However the voting was close with the top three vote getters with 54-46-32 points respectivly. The trio was quite impressive considering he beat out Rostislav Klesla whom was drafted by the Columbus Blue Jackets 4th overall last year, rounding out the top three was Jon Zion whom plays for the Ottawa 67’s. It may turn out that Alexei a second round pick of Edmonton’s in 1999 may end up being the steal of the draft.

Some of the past winners read like an All Star ballot with Dennis Potvin winning two years in a row back in 71-72 and 72-73. With most receintly the additions of Al MacInnis in 82-83, Chris Pronger in 92-93 and retired Bryan Berard with a double as well in 94-95 and 95-96. If the progression continues he may one day in the distant future be considered on par with some of the names mentioned above.

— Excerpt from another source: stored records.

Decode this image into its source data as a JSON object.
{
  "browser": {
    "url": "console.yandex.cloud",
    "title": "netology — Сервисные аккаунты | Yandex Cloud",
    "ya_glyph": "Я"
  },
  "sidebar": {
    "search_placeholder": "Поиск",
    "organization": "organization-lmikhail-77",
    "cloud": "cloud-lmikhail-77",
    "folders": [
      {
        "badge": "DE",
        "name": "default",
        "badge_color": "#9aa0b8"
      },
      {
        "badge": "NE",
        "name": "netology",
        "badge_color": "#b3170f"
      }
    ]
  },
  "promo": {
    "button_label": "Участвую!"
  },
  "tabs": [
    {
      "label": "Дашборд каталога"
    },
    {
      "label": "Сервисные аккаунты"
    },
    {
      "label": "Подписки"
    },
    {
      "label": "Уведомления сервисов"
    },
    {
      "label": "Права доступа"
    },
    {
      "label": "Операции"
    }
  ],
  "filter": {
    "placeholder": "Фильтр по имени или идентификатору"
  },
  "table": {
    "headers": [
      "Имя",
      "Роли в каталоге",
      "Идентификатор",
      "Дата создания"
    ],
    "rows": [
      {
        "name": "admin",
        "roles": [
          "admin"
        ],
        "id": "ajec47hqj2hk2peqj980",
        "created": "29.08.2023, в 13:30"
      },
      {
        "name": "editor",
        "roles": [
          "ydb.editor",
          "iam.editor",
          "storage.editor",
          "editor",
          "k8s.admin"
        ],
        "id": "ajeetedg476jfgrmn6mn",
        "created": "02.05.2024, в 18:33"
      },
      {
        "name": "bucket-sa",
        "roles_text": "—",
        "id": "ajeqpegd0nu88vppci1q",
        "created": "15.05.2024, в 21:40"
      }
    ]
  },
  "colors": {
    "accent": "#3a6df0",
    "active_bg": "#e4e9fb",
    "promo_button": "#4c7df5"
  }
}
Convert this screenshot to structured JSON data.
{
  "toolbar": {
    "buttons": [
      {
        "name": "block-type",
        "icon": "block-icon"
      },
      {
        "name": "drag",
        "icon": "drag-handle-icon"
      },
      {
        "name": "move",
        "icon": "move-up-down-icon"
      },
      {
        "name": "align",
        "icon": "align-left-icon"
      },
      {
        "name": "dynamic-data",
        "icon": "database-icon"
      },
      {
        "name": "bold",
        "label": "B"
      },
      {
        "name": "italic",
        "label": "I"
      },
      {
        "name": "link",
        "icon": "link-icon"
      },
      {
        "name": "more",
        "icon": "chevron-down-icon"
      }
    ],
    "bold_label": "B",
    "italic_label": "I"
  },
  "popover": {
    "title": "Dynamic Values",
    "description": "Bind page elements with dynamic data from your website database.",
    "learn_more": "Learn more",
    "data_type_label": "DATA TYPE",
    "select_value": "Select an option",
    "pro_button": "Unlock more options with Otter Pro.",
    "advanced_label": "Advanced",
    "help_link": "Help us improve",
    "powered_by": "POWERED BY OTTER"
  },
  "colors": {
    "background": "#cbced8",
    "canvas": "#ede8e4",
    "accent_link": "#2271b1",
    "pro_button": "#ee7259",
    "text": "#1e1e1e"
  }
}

Canucks’ Defensemen

by Kirk Pedersen
on

A look at the young blueliners who will shape the Canucks’ backline for the coming seasons.

The Big Kahuna of all Canuck prospects, not to mention defensemen, is undoubtedly Bryan Allen. The Giant has been slowed in his development by a slew of injuries, which is unfortunate, if it weren’t for injuries, he probably would have spent the majority of ’00-’01 in Vancouver.

Another of the newcomers this season unfortunately didn’t make the NHL. Rene Vydareny, a steal in the third round of the 1999 Entry Draft, spent a lot of this season walking around Vancouver, as he could not get out of a European contract agreement, which prevented him from playing minor pro. (i.e. the AHL, IHL, UHL, whichever other leagues) Once Rene got under contract, one thought he could just step right in and put up points, but it’s good that the Canucks didn’t rush him along in his development, as he has much to learn in the minor leagues before becoming a productive NHL’er. He only had one lonely point in thirty-nine games with the Blades of the IHL, and looked out of place when he was put on the ice by coach Smyl. He is, however, only one year removed from Junior hockey. He will definitely be worth the wait for the Canucks. ETA: 2004, or late 2003.

The next young defenseman is talented, young Zenith Komarniski. He has raw ability. He hasn’t shown the Canucks all that much thus far in his pro career, although he did earn an eighteen-game call-up with the big club last season, as injuries ravaged the Canucks’ blueline. He has as much potential as any d Read more»

Related Articles